For every type of Vanda orchids with broader leaves, terete leaves and semi-cylindrical leaves, need bright light however, you need to ensure that the leaves aren’t sun burnt.  Terete leaves need full sun whereas semi-terete bit lesser and broad leaves the least among them all. Indoor vanda gardening should have vandas planted facing south.

Temperature for Vanda Gardening:

Vandas need warmer temperature to thrive. The daytime temperature for the plant should be anywhere between 23.9 degree and 35 degree Celsius whereas night temperature should be ideally 15.6 degree to 21.1 degree Celsius. The drop in night temperature helps the plant to prompt the upward growth of spike however the persistent cooler temperature can stunt the growth of the spike.  If you are planning to plant the Vanda species in warmer climates, you need to water the plant regularly and maintain the desired level of humidity levels.

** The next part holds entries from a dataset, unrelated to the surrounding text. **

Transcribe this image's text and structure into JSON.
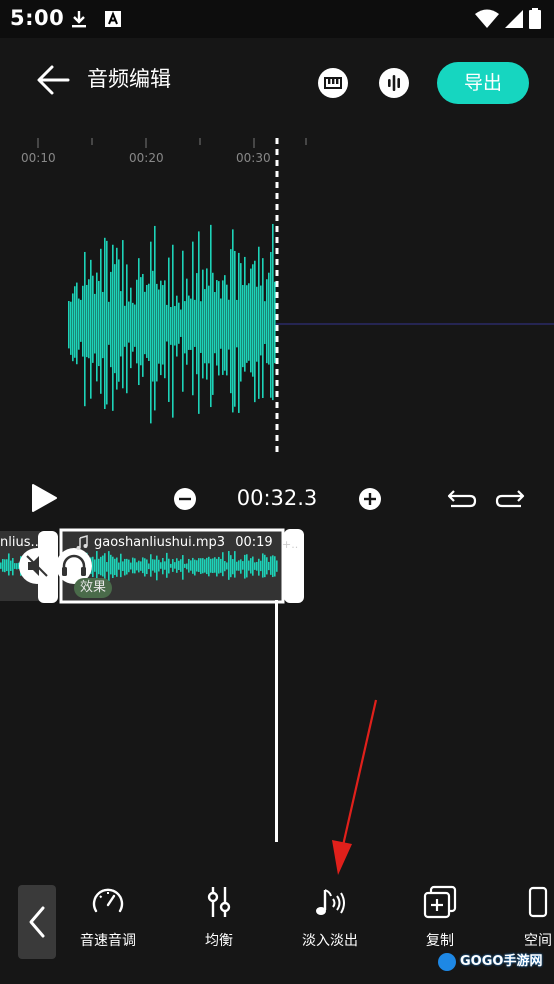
{
  "status_bar": {
    "time": "5:00",
    "icons": [
      "download-icon",
      "a-badge-icon",
      "wifi-icon",
      "signal-icon",
      "battery-icon"
    ]
  },
  "header": {
    "title": "音频编辑",
    "export_label": "导出",
    "icons": [
      "back-arrow-icon",
      "piano-icon",
      "waveform-icon"
    ]
  },
  "ruler": {
    "labels": [
      "00:10",
      "00:20",
      "00:30"
    ]
  },
  "transport": {
    "time": "00:32.3",
    "icons": [
      "play-icon",
      "zoom-out-icon",
      "zoom-in-icon",
      "undo-icon",
      "redo-icon"
    ]
  },
  "timeline": {
    "prev_clip_name": "nlius..",
    "clip_name": "gaoshanliushui.mp3",
    "clip_duration": "00:19",
    "effect_badge": "效果",
    "marker": "+..",
    "icons": [
      "music-note-icon",
      "mute-icon",
      "headphones-icon"
    ]
  },
  "toolbar": {
    "items": [
      {
        "label": "音速音调",
        "icon": "speedometer-icon"
      },
      {
        "label": "均衡",
        "icon": "equalizer-icon"
      },
      {
        "label": "淡入淡出",
        "icon": "fade-note-icon"
      },
      {
        "label": "复制",
        "icon": "copy-icon"
      },
      {
        "label": "空间",
        "icon": "space-icon"
      }
    ]
  },
  "watermark": "GOGO手游网",
  "colors": {
    "accent": "#16d6c0",
    "background": "#161616",
    "waveform": "#1dd3b8",
    "annotation_arrow": "#e0201b"
  }
}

Fertilizer Requirements for Vanda Gardening:

Vanda requires fertilizers during active growth phase. Make sure to use florist-recommended orchid fertilizer.  Make sure that plant is watered regularly as fertilizing a dry orchid plant can damage the roots permanently. Avoid access use of fertilizers as well.

Vanda Orchid Potting

Spring is the perfect and only time when you should repot the orchids. Ask your florist to provide you with a coarse potting mix.  You need to trim the soggy and damaged roots properly before repotting. Water the plant properly after the repotting is done.  If you are repotting the plant that is growing in a basket, don’t remove the plant directly. Instead, try soaking the roots first with water and then gently remove the roots and replace the pot with a bigger one.